There is construction in and around our Minneapolis location. Allow extra time.

How to Sleep Better with Back Pain

Back pain can be debilitating and interfere with nearly all aspects of daily life, including sleep. Sleep deprivation may impair healing, affect mood in a way that heightens pain sensitivity, or disrupt chemicals in the brain that are involved in how we experience pain. Quality sleep can help prevent or reduce back pain, and knowing what to do to help improve sleep when you have back problems can help cope with pain, recovery and healing.

While sleeping, we cycle through two types of sleep. It’s during the deepest phase of sleep that we don’t move major muscles (such as arms and legs). It’s the only time during the day they get complete rest. That rest is important. An extra hour of sleep each day can help chronic pain considerably.

Sleep Positions

Posture is important whether sitting and standing, or lying down. A sleeping position that involves poor posture, twisting or otherwise putting pressure on the lumbar spine can cause pain and stiffness. This pain is often worse in the morning but may persist throughout the day. It’s important to find a supportive sleeping position. Regardless of the sleep position, make sure your spine is well-aligned. If needed, use extra pillows for body support.

The Best Sleeping Positions for Back Pain

  • Side Sleepers: sleeping on your side with a partial bend in the knees. Keeping the knees bent helps balance the body and reduces pressure on the lumbar spine. Many people find it helpful to put a small pillow between their knees to make this position more comfortable. Supporting the upward facing arm on a pillow can take pressure off the mid-back as well.
  • Back sleepers can put a pillow under their knees, legs, and/or lower back to support the natural curve of the spine and minimize lumbar pressure.
  • Stomach sleepers should opt for only a thin pillow under their head and place a more supportive pillow under their hips and abdomen. This works to prevent the lower back from sinking into a U-shape that pulls the spine out of alignment.
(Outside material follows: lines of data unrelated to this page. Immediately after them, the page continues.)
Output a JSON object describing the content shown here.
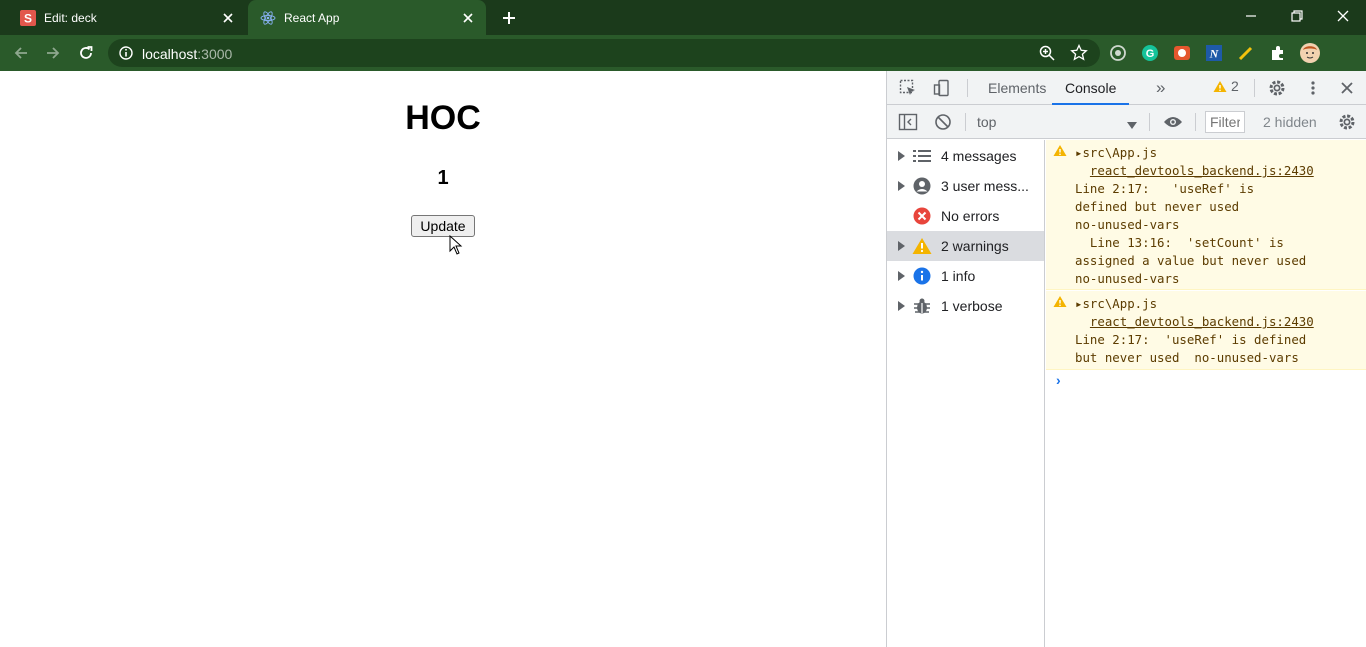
{
  "browser": {
    "tabs": [
      {
        "title": "Edit: deck",
        "favicon": "s-letter-icon",
        "active": false
      },
      {
        "title": "React App",
        "favicon": "react-icon",
        "active": true
      }
    ],
    "address": {
      "host": "localhost",
      "port": ":3000"
    },
    "extensions": [
      "extension-circle-icon",
      "grammarly-icon",
      "extension-red-icon",
      "extension-n-icon",
      "pencil-icon",
      "puzzle-icon",
      "profile-avatar-icon"
    ]
  },
  "page": {
    "heading": "HOC",
    "count": "1",
    "button_label": "Update"
  },
  "devtools": {
    "tabs": {
      "elements": "Elements",
      "console": "Console",
      "more": "»"
    },
    "warning_count": "2",
    "context": "top",
    "filter_placeholder": "Filter",
    "hidden_count": "2 hidden",
    "sidebar": [
      {
        "label": "4 messages",
        "icon": "list-icon",
        "expandable": true
      },
      {
        "label": "3 user mess...",
        "icon": "user-icon",
        "expandable": true
      },
      {
        "label": "No errors",
        "icon": "error-icon",
        "expandable": false
      },
      {
        "label": "2 warnings",
        "icon": "warning-icon",
        "expandable": true,
        "selected": true
      },
      {
        "label": "1 info",
        "icon": "info-icon",
        "expandable": true
      },
      {
        "label": "1 verbose",
        "icon": "bug-icon",
        "expandable": true
      }
    ],
    "messages": [
      {
        "source": "src\\App.js",
        "link": "react_devtools_backend.js:2430",
        "lines": [
          "Line 2:17:   'useRef' is",
          "defined but never used",
          "no-unused-vars",
          "  Line 13:16:  'setCount' is",
          "assigned a value but never used",
          "no-unused-vars"
        ]
      },
      {
        "source": "src\\App.js",
        "link": "react_devtools_backend.js:2430",
        "lines": [
          "Line 2:17:  'useRef' is defined",
          "but never used  no-unused-vars"
        ]
      }
    ],
    "prompt": "›",
    "colors": {
      "warning_bg": "#fffbe5",
      "warning_text": "#5c3c00",
      "accent": "#1a73e8",
      "chrome_green": "#2a5a2a"
    }
  }
}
Sleeping Better While Coping with Back Pain

After several nights of bad sleep, it can leave a person feeling exhausted, both mentally and physically. While there’s no guaranteed way to get better sleep, these tips might help:

  • Relaxation methods: Finding techniques to wind down and decrease focus on pain. Consider massage, warm bath, hot tub, or relaxation sound tracks/apps.
  • Reduce potential sleep disruptions: Try to eliminate excess noise and light from your bedroom or block them out with a sleep mask or earplugs. Set your bedroom to a comfortable temperature.
  • Pain relievers: Over the counter options that would last 8 hours or more include Aleve (naproxen), and Tylenol Muscle Aches and Pain (extended release- long acting form). Lidocaine patches can work well with mid-back pain, also available over the counter. Be sure to talk to your doctor about good options for you.
  • Hot Packs/Cold Packs: Choose the one that helps you. You can also alternate heat/cold.
  • Massage: Massage can help with musculoskeletal pain. If massage is not an option for you, you can try using a tennis ball or foam roller on pressure points to provide relief.
  • Be aware of effects of alcohol and caffeine: Though alcohol may help you doze off, it can decrease the quality of your sleep and cause you to wake frequently or awaken feeling not well rested. As a stimulant, caffeine can make it harder to fall asleep and stay asleep.
  • Mattress: Find a mattress that is comfortable for you. The most appropriate firmness can vary based on a person’s weight, body shape, sleeping position, and individual comfort preferences. For some, softer mattresses can help decrease pain while maintaining support.